=== Section Start ===

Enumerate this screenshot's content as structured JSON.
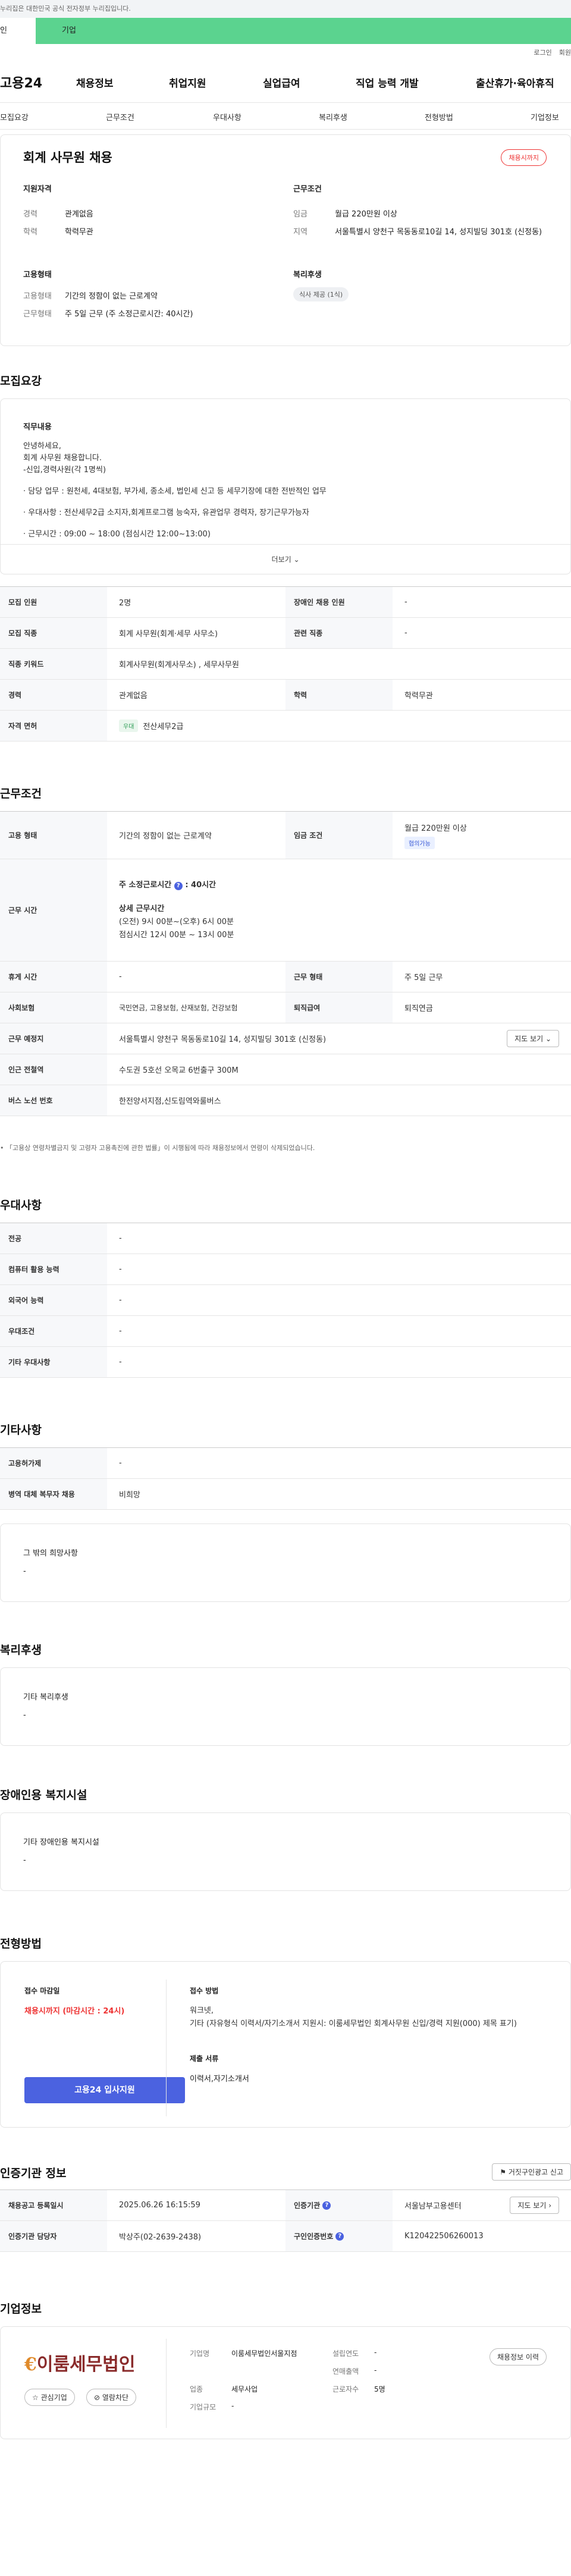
{
  "gov_banner": "누리집은 대한민국 공식 전자정부 누리집입니다.",
  "tabs": [
    "인",
    "기업"
  ],
  "util": [
    "로그인",
    "회원"
  ],
  "logo": "고용24",
  "gnb": [
    "채용정보",
    "취업지원",
    "실업급여",
    "직업 능력 개발",
    "출산휴가·육아휴직"
  ],
  "subnav": [
    "모집요강",
    "근무조건",
    "우대사항",
    "복리후생",
    "전형방법",
    "기업정보"
  ],
  "job": {
    "title": "회계 사무원 채용",
    "badge": "채용시까지",
    "qual_h": "지원자격",
    "career_k": "경력",
    "career_v": "관계없음",
    "edu_k": "학력",
    "edu_v": "학력무관",
    "cond_h": "근무조건",
    "wage_k": "임금",
    "wage_v": "월급 220만원 이상",
    "loc_k": "지역",
    "loc_v": "서울특별시 양천구 목동동로10길 14, 성지빌딩 301호 (신정동)",
    "emp_h": "고용형태",
    "etype_k": "고용형태",
    "etype_v": "기간의 정함이 없는 근로계약",
    "wtime_k": "근무형태",
    "wtime_v": "주 5일 근무 (주 소정근로시간: 40시간)",
    "welfare_h": "복리후생",
    "welfare_pill": "식사 제공 (1식)"
  },
  "recruit": {
    "h": "모집요강",
    "duty_h": "직무내용",
    "lines": [
      "안녕하세요,",
      "회계 사무원 채용합니다.",
      "-신입,경력사원(각 1명씩)",
      "· 담당 업무 : 원천세, 4대보험, 부가세, 종소세, 법인세 신고 등 세무기장에 대한 전반적인 업무",
      "· 우대사항 : 전산세무2급 소지자,회계프로그램 능숙자, 유관업무 경력자, 장기근무가능자",
      "· 근무시간 : 09:00 ~ 18:00 (점심시간 12:00~13:00)"
    ],
    "more": "더보기",
    "r1": [
      "모집 인원",
      "2명",
      "장애인 채용 인원",
      "-"
    ],
    "r2": [
      "모집 직종",
      "회계 사무원(회계·세무 사무소)",
      "관련 직종",
      "-"
    ],
    "r3": [
      "직종 키워드",
      "회계사무원(회계사무소) , 세무사무원"
    ],
    "r4": [
      "경력",
      "관계없음",
      "학력",
      "학력무관"
    ],
    "r5": [
      "자격 면허",
      "우대",
      "전산세무2급"
    ]
  },
  "cond": {
    "h": "근무조건",
    "type": [
      "고용 형태",
      "기간의 정함이 없는 근로계약",
      "임금 조건",
      "월급 220만원 이상",
      "협의가능"
    ],
    "time_k": "근무 시간",
    "time_main": "주 소정근로시간",
    "time_hours": ": 40시간",
    "time_detail_h": "상세 근무시간",
    "time_l1": "(오전) 9시 00분~(오후) 6시 00분",
    "time_l2": "점심시간 12시 00분 ~ 13시 00분",
    "rest": [
      "휴게 시간",
      "-",
      "근무 형태",
      "주 5일 근무"
    ],
    "ins": [
      "사회보험",
      "국민연금, 고용보험, 산재보험, 건강보험",
      "퇴직급여",
      "퇴직연금"
    ],
    "place": [
      "근무 예정지",
      "서울특별시 양천구 목동동로10길 14, 성지빌딩 301호 (신정동)",
      "지도 보기"
    ],
    "subway": [
      "인근 전철역",
      "수도권 5호선 오목교 6번출구 300M"
    ],
    "bus": [
      "버스 노선 번호",
      "한전양서지점,신도림역와룰버스"
    ],
    "note": "「고용상 연령차별금지 및 고령자 고용촉진에 관한 법률」이 시행됨에 따라 채용정보에서 연령이 삭제되었습니다."
  },
  "pref": {
    "h": "우대사항",
    "rows": [
      [
        "전공",
        "-"
      ],
      [
        "컴퓨터 활용 능력",
        "-"
      ],
      [
        "외국어 능력",
        "-"
      ],
      [
        "우대조건",
        "-"
      ],
      [
        "기타 우대사항",
        "-"
      ]
    ]
  },
  "etc": {
    "h": "기타사항",
    "rows": [
      [
        "고용허가제",
        "-"
      ],
      [
        "병역 대체 복무자 채용",
        "비희망"
      ]
    ],
    "wish_h": "그 밖의 희망사항",
    "wish_v": "-"
  },
  "welfare": {
    "h": "복리후생",
    "sub_h": "기타 복리후생",
    "sub_v": "-"
  },
  "disabled": {
    "h": "장애인용 복지시설",
    "sub_h": "기타 장애인용 복지시설",
    "sub_v": "-"
  },
  "process": {
    "h": "전형방법",
    "deadline_h": "접수 마감일",
    "deadline_v": "채용시까지 (마감시간 : 24시)",
    "apply": "고용24 입사지원",
    "method_h": "접수 방법",
    "method_v1": "워크넷,",
    "method_v2": "기타 (자유형식 이력서/자기소개서 지원시: 이룸세무법인 회계사무원 신입/경력 지원(000) 제목 표기)",
    "docs_h": "제출 서류",
    "docs_v": "이력서,자기소개서"
  },
  "agency": {
    "h": "인증기관 정보",
    "btn": "거짓구인광고 신고",
    "reg": [
      "채용공고 등록일시",
      "2025.06.26 16:15:59",
      "인증기관",
      "서울남부고용센터",
      "지도 보기"
    ],
    "mgr": [
      "인증기관 담당자",
      "박상주(02-2639-2438)",
      "구인인증번호",
      "K120422506260013"
    ]
  },
  "company": {
    "h": "기업정보",
    "logo": "이룸세무법인",
    "fav": "관심기업",
    "block": "열람차단",
    "name_k": "기업명",
    "name_v": "이룸세무법인서울지점",
    "ind_k": "업종",
    "ind_v": "세무사업",
    "size_k": "기업규모",
    "size_v": "-",
    "est_k": "설립연도",
    "est_v": "-",
    "sales_k": "연매출액",
    "sales_v": "-",
    "emp_k": "근로자수",
    "emp_v": "5명",
    "info_btn": "채용정보 이력"
  },
  "colors": {
    "accent": "#5bd38f",
    "apply": "#4b62e0",
    "deadline": "#e33333"
  }
}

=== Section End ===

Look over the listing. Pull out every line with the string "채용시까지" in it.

    "badge": "채용시까지",
    "deadline_v": "채용시까지 (마감시간 : 24시)",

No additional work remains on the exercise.